Over the last five seasons (2000-2004), here’s the average batting line for all AL shortstops and third basemen:

Pos.           AVG/OBP/SLG

AL SS        .274/.329/.421
AL 3B        .264/.329/.434

As you can see, the shortstops have an advantage in AVG and a deficit in SLG (and, hence, ISO). OBP is a wash. It’s possible to translate batter rate stats into run values (as in, “runs created”-type measure as opposed to RBI or runs scored) by using the formula PA*OBP*SLG*(1-OBP)/(1-AVG). This way, we can assign run values to the league-average shortstop and league-average third baseman. We’ll use 650 plate appearances (roughly what a full-time player will log in a given season) to perform the calculations. Here’s what happens:

Pos.   Avg. Runs/Season
SS           83.2
3B           84.6

That’s alarmingly little difference over the course of season–less than one-and-a-half runs per 650 plate appearances, not at all what I expected to discover. In other words, the offensive bar for Upton, should he be moved to third, will be moved up only 1.4 runs (again, roughly speaking). This doesn’t jibe with what we’ve been taught about the defensive spectrum over the years. The drop in value from shortstop to third base, we’re told, is fairly precipitous. According to these numbers, it’s nothing of the sort.

If Upton’s defensive liabilities at short are even close to what they’re made out to be, then a move to third, a far less critical position in terms of run prevention, appears to be entirely justifiable. The runs saved by shielding his glove at third would almost surely amount to more than 1.4.

This certainly doesn’t alter the notion that a shortstop is more valuable than a third baseman of similar offensive ability, so long as the defensive skills are comparable. However, what it does call into question is the notion that if a player can scrape by defensively at short rather than moving him to third, he’s a net gain there. From the above numbers, it doesn’t appear to be all that more difficult to find an adequate-hitting shortstop than it is to find an adequate-hitting third baseman. The gap in production isn’t that wide, and it’s certainly not wide enough for an organization to countenance poor (or even narrowly sub-optimal) glovework simply to keep a bat at short. Although I don’t have the wherewithal to quantify it right now, it wouldn’t shock me in the least if the defensive run gap between short and third is notably wider than the offensive run gap. A few hours ago, I wouldn’t have thought that to be the case.

Of course, there may be some distorting noise in the numbers.

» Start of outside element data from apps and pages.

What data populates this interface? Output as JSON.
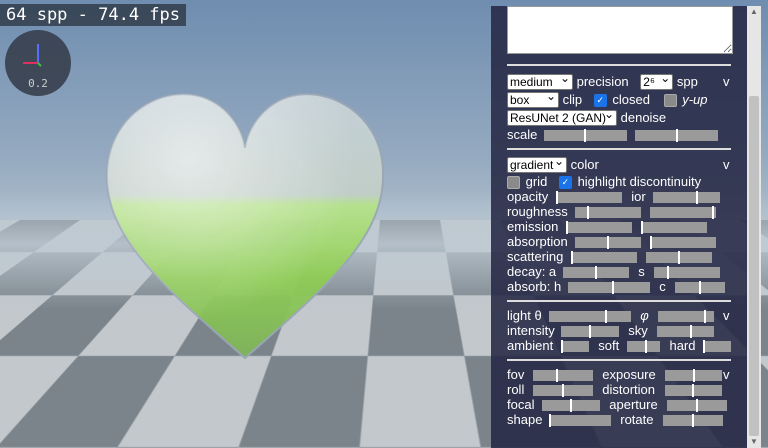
{
  "hud": {
    "fps_text": "64 spp - 74.4 fps",
    "gizmo_value": "0.2"
  },
  "panel": {
    "render": {
      "precision_select": "medium",
      "precision_label": "precision",
      "spp_select": "2⁶",
      "spp_label": "spp",
      "clip_select": "box",
      "clip_label": "clip",
      "closed_label": "closed",
      "closed_checked": true,
      "yup_label": "y-up",
      "yup_checked": false,
      "denoise_select": "ResUNet 2 (GAN)",
      "denoise_label": "denoise",
      "scale_label": "scale",
      "toggle": "v"
    },
    "material": {
      "color_select": "gradient",
      "color_label": "color",
      "grid_label": "grid",
      "grid_checked": false,
      "highlight_label": "highlight discontinuity",
      "highlight_checked": true,
      "opacity_label": "opacity",
      "ior_label": "ior",
      "roughness_label": "roughness",
      "emission_label": "emission",
      "absorption_label": "absorption",
      "scattering_label": "scattering",
      "decay_label": "decay: a",
      "decay_s_label": "s",
      "absorb_label": "absorb: h",
      "absorb_c_label": "c",
      "toggle": "v"
    },
    "light": {
      "theta_label": "light θ",
      "phi_label": "φ",
      "intensity_label": "intensity",
      "sky_label": "sky",
      "ambient_label": "ambient",
      "soft_label": "soft",
      "hard_label": "hard",
      "toggle": "v"
    },
    "camera": {
      "fov_label": "fov",
      "exposure_label": "exposure",
      "roll_label": "roll",
      "distortion_label": "distortion",
      "focal_label": "focal",
      "aperture_label": "aperture",
      "shape_label": "shape",
      "rotate_label": "rotate",
      "toggle": "v"
    }
  },
  "sliders": {
    "scale_1": 0.5,
    "scale_2": 0.5,
    "opacity": 0.0,
    "ior": 0.65,
    "roughness_1": 0.2,
    "roughness_2": 0.97,
    "emission_1": 0.0,
    "emission_2": 0.0,
    "absorption_1": 0.5,
    "absorption_2": 0.0,
    "scattering_1": 0.0,
    "scattering_2": 0.5,
    "decay_a": 0.5,
    "decay_s": 0.2,
    "absorb_h": 0.55,
    "absorb_c": 0.5,
    "light_theta": 0.7,
    "light_phi": 0.85,
    "intensity": 0.5,
    "sky": 0.6,
    "ambient": 0.0,
    "soft": 0.6,
    "hard": 0.0,
    "fov": 0.4,
    "exposure": 0.5,
    "roll": 0.5,
    "distortion": 0.5,
    "focal": 0.5,
    "aperture": 0.5,
    "shape": 0.0,
    "rotate": 0.5
  },
  "colors": {
    "panel_bg": "#26284488",
    "accent_check": "#1a73e8"
  }
}
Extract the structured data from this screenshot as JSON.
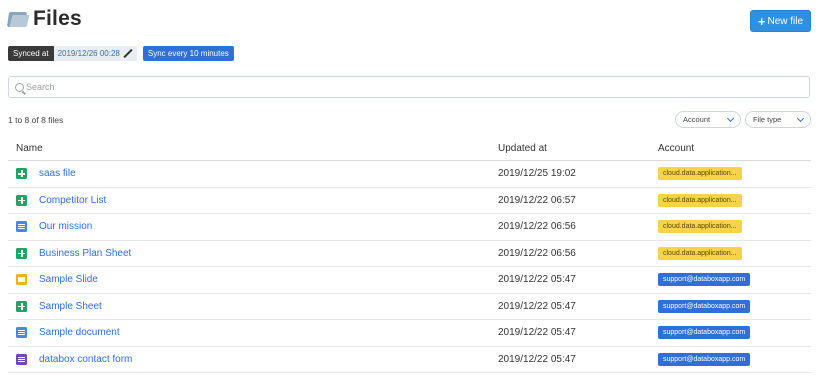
{
  "header": {
    "title": "Files",
    "folder_icon": "folder-icon"
  },
  "actions": {
    "new_file_label": "New file",
    "new_file_icon": "plus-icon"
  },
  "sync": {
    "synced_label": "Synced at",
    "synced_date": "2019/12/26 00:28",
    "edit_icon": "pencil-icon",
    "sync_button_label": "Sync every 10 minutes"
  },
  "search": {
    "placeholder": "Search",
    "value": ""
  },
  "list": {
    "count_text": "1 to 8 of 8 files"
  },
  "filters": {
    "account": {
      "label": "Account"
    },
    "file_type": {
      "label": "File type"
    }
  },
  "table": {
    "columns": [
      "Name",
      "Updated at",
      "Account"
    ],
    "rows": [
      {
        "name": "saas file",
        "type": "sheet",
        "updated_at": "2019/12/25 19:02",
        "account": "cloud.data.application...",
        "account_color": "yellow"
      },
      {
        "name": "Competitor List",
        "type": "sheet",
        "updated_at": "2019/12/22 06:57",
        "account": "cloud.data.application...",
        "account_color": "yellow"
      },
      {
        "name": "Our mission",
        "type": "doc",
        "updated_at": "2019/12/22 06:56",
        "account": "cloud.data.application...",
        "account_color": "yellow"
      },
      {
        "name": "Business Plan Sheet",
        "type": "sheet",
        "updated_at": "2019/12/22 06:56",
        "account": "cloud.data.application...",
        "account_color": "yellow"
      },
      {
        "name": "Sample Slide",
        "type": "slide",
        "updated_at": "2019/12/22 05:47",
        "account": "support@databoxapp.com",
        "account_color": "blue"
      },
      {
        "name": "Sample Sheet",
        "type": "sheet",
        "updated_at": "2019/12/22 05:47",
        "account": "support@databoxapp.com",
        "account_color": "blue"
      },
      {
        "name": "Sample document",
        "type": "doc",
        "updated_at": "2019/12/22 05:47",
        "account": "support@databoxapp.com",
        "account_color": "blue"
      },
      {
        "name": "databox contact form",
        "type": "form",
        "updated_at": "2019/12/22 05:47",
        "account": "support@databoxapp.com",
        "account_color": "blue"
      }
    ]
  },
  "colors": {
    "accent": "#2f8fe0",
    "link": "#2f6fd6",
    "badge_yellow": "#f7d34a",
    "badge_blue": "#2f6fd6",
    "sheet_icon": "#1fa463",
    "doc_icon": "#4a86e8",
    "slide_icon": "#f4b400",
    "form_icon": "#7248b9"
  }
}
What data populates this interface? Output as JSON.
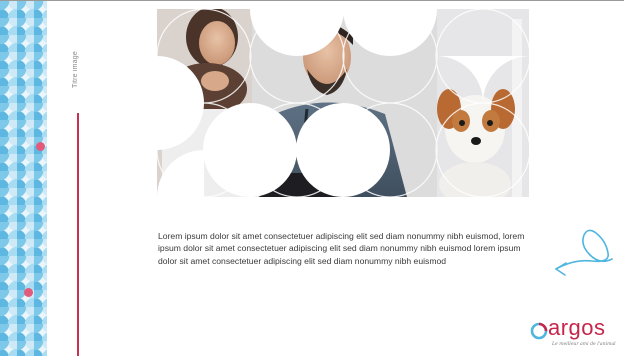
{
  "slide": {
    "image_title_label": "Titre image",
    "body_text": "Lorem ipsum dolor sit amet consectetuer adipiscing elit sed diam nonummy nibh euismod, lorem ipsum dolor sit amet consectetuer adipiscing elit sed diam nonummy nibh euismod lorem ipsum dolor sit amet consectetuer adipiscing elit sed diam nonummy nibh euismod"
  },
  "brand": {
    "name": "argos",
    "tagline": "Le meilleur ami de l'animal",
    "primary_color": "#c7264b",
    "accent_blue": "#4fb6df"
  },
  "decor": {
    "pattern_colors": [
      "#7ec9e9",
      "#a8dcf2",
      "#5db7e0",
      "#e45a7a"
    ],
    "photo_subjects": [
      "veterinarian-woman",
      "veterinarian-man",
      "dog-jack-russell"
    ],
    "icons": [
      "swirl-arrow-icon",
      "argos-logo-icon"
    ]
  }
}
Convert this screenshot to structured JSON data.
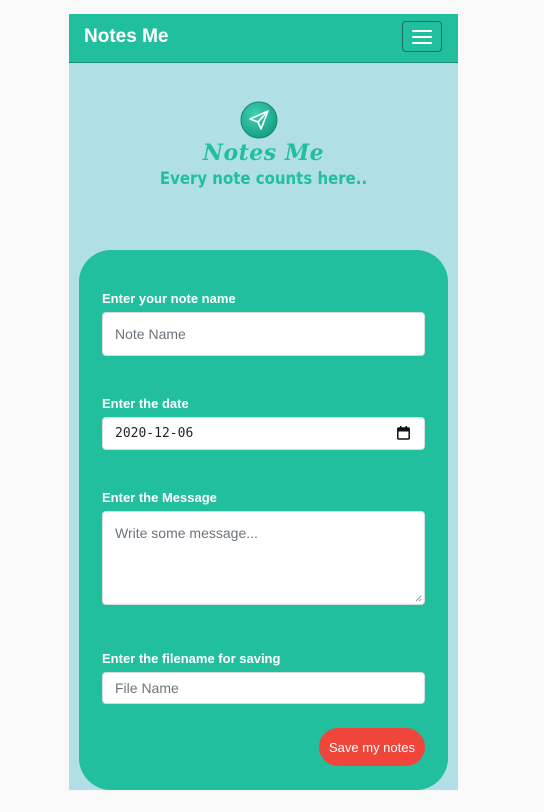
{
  "navbar": {
    "brand": "Notes Me",
    "menu_icon": "hamburger-menu-icon"
  },
  "hero": {
    "icon": "paper-plane-icon",
    "title": "Notes Me",
    "tagline": "Every note counts here.."
  },
  "form": {
    "note_name": {
      "label": "Enter your note name",
      "placeholder": "Note Name"
    },
    "date": {
      "label": "Enter the date",
      "value": "2020-12-06",
      "icon": "calendar-icon"
    },
    "message": {
      "label": "Enter the Message",
      "placeholder": "Write some message..."
    },
    "filename": {
      "label": "Enter the filename for saving",
      "placeholder": "File Name"
    },
    "save_label": "Save my notes"
  },
  "colors": {
    "accent": "#22bf9f",
    "background": "#b0dfe6",
    "button": "#f0453a"
  }
}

Recent seasons have been somewhat anomalous in terms of shortstop production (the “Age of the Trinity” and all that), but take a gander at these season-by-season breakdowns for the AL shortstop position:

Season              AVG/OBP/SLG

2000              .278/.327/.424
2001              .269/.325/.414
2002              .272/.326/.422
2003              .273/.324/.416
2004              .279/.341/.427

The current season has been the most productive in the last five for AL shortstops. And keep in mind that those number-skewing members of the trinity are mostly no more. Alex Rodriguez is a third baseman, Nomar Garciaparra logged all of 169 plate appearances in the junior circuit this season and Derek Jeter is posting his lowest EqA since ’97. The success of the AL shortstop this season has little to do with those three.

In the case of Upton, it seems a move to third base won’t be all that noxious to his overall value. In fact, once we get a quantifiable grasp on his defensive abilities at the highest level, it may be that he’s more valuable at third than at short. It’s not so much the case any longer, but there was a time when it was a bit of a sabermetric piety to suggest that offense be heavily considered when assigning positions. We’ve learned a great deal about defense in recent years, and we now know that’s not a wise tack. Maybe it was more wrongheaded than we realized.

I certainly don’t want oversell the implications of these numbers, but perhaps a deeper probing of the defensive spectrum is in order. How much difference, in terms of offensive production, is there from position to position, particularly in this age of taller, stronger, faster and more well-conditioned athletes? Have the margins narrowed? Were they ever that wide to begin with? These are all questions we should be addressing.